Beyond distribution, the entire life insurance industry faces steep challenges. Household wealth grew rapidly over the past 30 years, from $7 trillion in 1980 to $48 trillion in 2010. A growing percentage of that wealth went into bank deposits, stocks and bonds, mutual funds and pensions during that period. Yet, life insurance missed out on that growth.
“Life insurance is the only area with a declining share of the consumer balance sheet,” Walker said. “That has quite a bit to do with the aging of the distribution force.”
That demographic shift in sellers corresponded with a shift in buyers, Walker said.
“The industry has been moving upscale to the affluent market and leaving the middle market unserved,” Walker said. “Life insurance has become a niche product.”
The number of individual policies sold dropped from 17.1 million in 1985 to 9.3 million in 2010, a 46 percent decline. Over that same period, the average face value of each policy grew from $53,000 to $177,000, a 233 percent increase.
The sales trend went hand in hand with the growth in third-party distribution and an aging sales force. Salespeople age with their clients, Walker explained. So, as clients gain wealth, they buy bigger policies and then age out. The life insurance industry needs younger agents to bring in younger clients.
“Older agents don’t naturally connect with younger clients. Agents typically sell to their peers,” Walker said. “The industry is missing out on those relationships with younger families and those opportunities. The bigger question is if you continue to shrink and not pick up people at a younger age, what’s going to happen to the overall size of the life business when you go out a decade?”
But there is a bright spot within the troubling numbers, the analyst said.
The aging of the sales force might also hold a key to the industry’s distribution problem. A quarter of the already shrinking number of producers are over 60 years old. That number in itself represents a problem for the industry, but those producers have a problem themselves.
Only 34 percent of the over-60 group of producers have a succession plan.
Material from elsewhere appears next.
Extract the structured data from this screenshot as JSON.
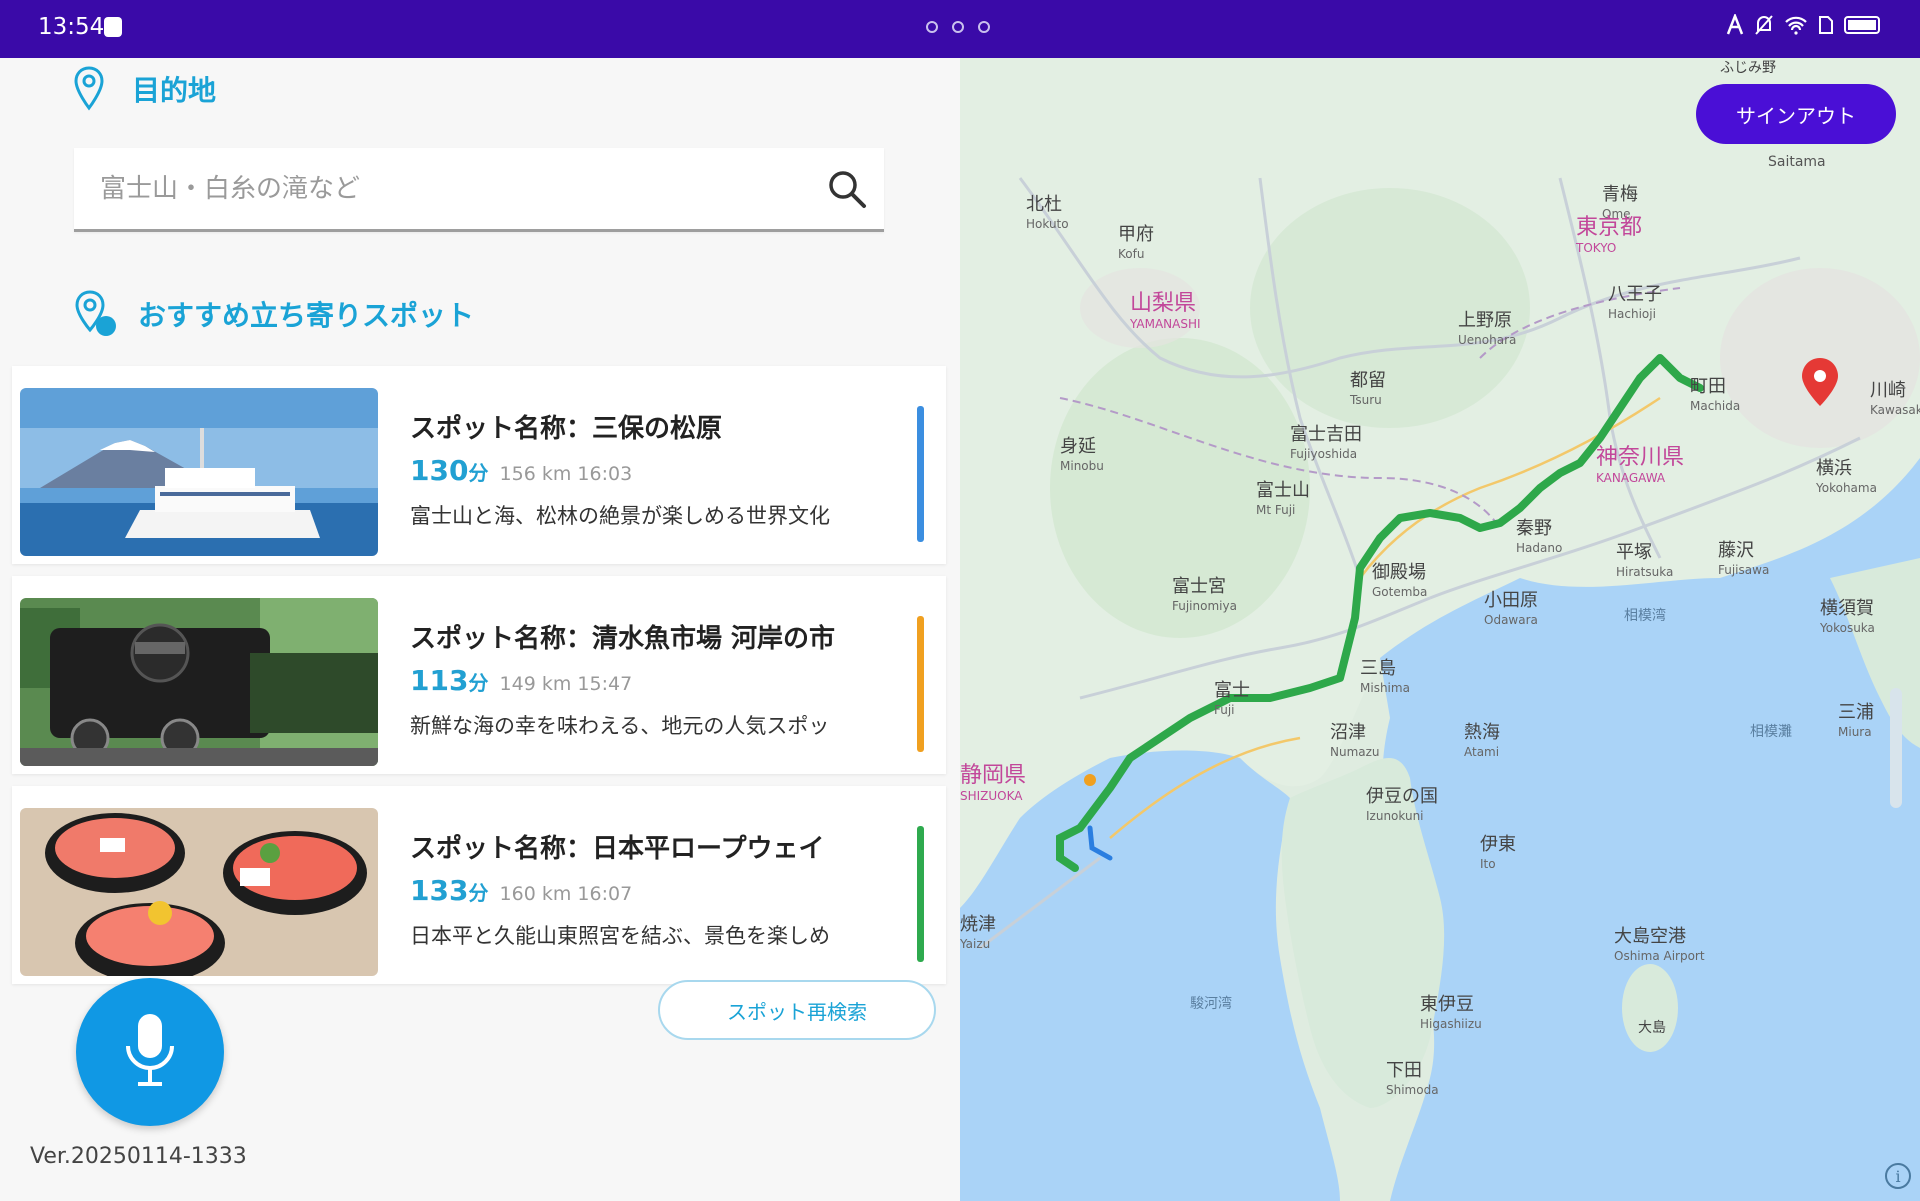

This presents an opportunity for insurance companies to help recruit younger producers into those practices to accomplish two goals: perpetuate the sales force and bring in younger clients.
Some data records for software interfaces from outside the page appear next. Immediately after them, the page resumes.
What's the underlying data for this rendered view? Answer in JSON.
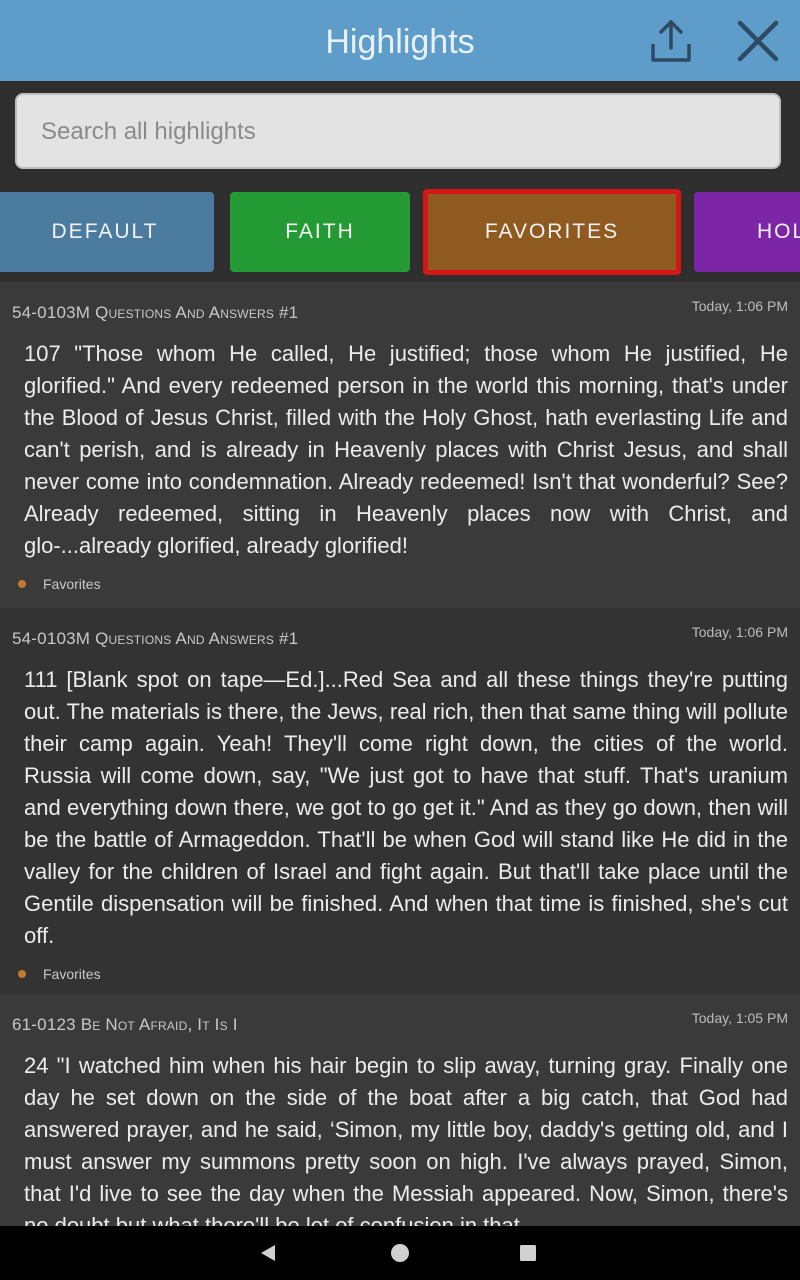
{
  "header": {
    "title": "Highlights",
    "share_icon": "share-upload-icon",
    "close_icon": "close-icon"
  },
  "search": {
    "placeholder": "Search all highlights",
    "value": ""
  },
  "tags": [
    {
      "label": "DEFAULT",
      "color": "#4b7ca0",
      "selected": false
    },
    {
      "label": "FAITH",
      "color": "#249a34",
      "selected": false
    },
    {
      "label": "FAVORITES",
      "color": "#8e5a1f",
      "selected": true,
      "border": "#d41616"
    },
    {
      "label": "HOL",
      "color": "#7c25a6",
      "selected": false
    }
  ],
  "highlights": [
    {
      "title": "54-0103M Questions And Answers #1",
      "time": "Today, 1:06 PM",
      "text": "107 \"Those whom He called, He justified; those whom He justified, He glorified.\" And every redeemed person in the world this morning, that's under the Blood of Jesus Christ, filled with the Holy Ghost, hath everlasting Life and can't perish, and is already in Heavenly places with Christ Jesus, and shall never come into condemnation. Already redeemed! Isn't that wonderful? See? Already redeemed, sitting in Heavenly places now with Christ, and glo-...already glorified, already glorified!",
      "tag": "Favorites",
      "tag_color": "#c47a2a"
    },
    {
      "title": "54-0103M Questions And Answers #1",
      "time": "Today, 1:06 PM",
      "text": "111 [Blank spot on tape—Ed.]...Red Sea and all these things they're putting out. The materials is there, the Jews, real rich, then that same thing will pollute their camp again. Yeah! They'll come right down, the cities of the world. Russia will come down, say, \"We just got to have that stuff. That's uranium and everything down there, we got to go get it.\" And as they go down, then will be the battle of Armageddon. That'll be when God will stand like He did in the valley for the children of Israel and fight again. But that'll take place until the Gentile dispensation will be finished. And when that time is finished, she's cut off.",
      "tag": "Favorites",
      "tag_color": "#c47a2a"
    },
    {
      "title": "61-0123 Be Not Afraid, It Is I",
      "time": "Today, 1:05 PM",
      "text": "24 \"I watched him when his hair begin to slip away, turning gray. Finally one day he set down on the side of the boat after a big catch, that God had answered prayer, and he said, ‘Simon, my little boy, daddy's getting old, and I must answer my summons pretty soon on high. I've always prayed, Simon, that I'd live to see the day when the Messiah appeared. Now, Simon, there's no doubt but what there'll be lot of confusion in that",
      "tag": "",
      "tag_color": "#c47a2a"
    }
  ],
  "navbar": {
    "back_icon": "back-triangle-icon",
    "home_icon": "home-circle-icon",
    "recents_icon": "recents-square-icon"
  }
}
Walker sees the replenishing of the sales force as a vital imperative for the industry because his study showed that the current fundamentals will not sustain long-term growth.
“When you look at the underlying drivers and see that you’re losing the next generation,” Walker said, “you have to be really worried.”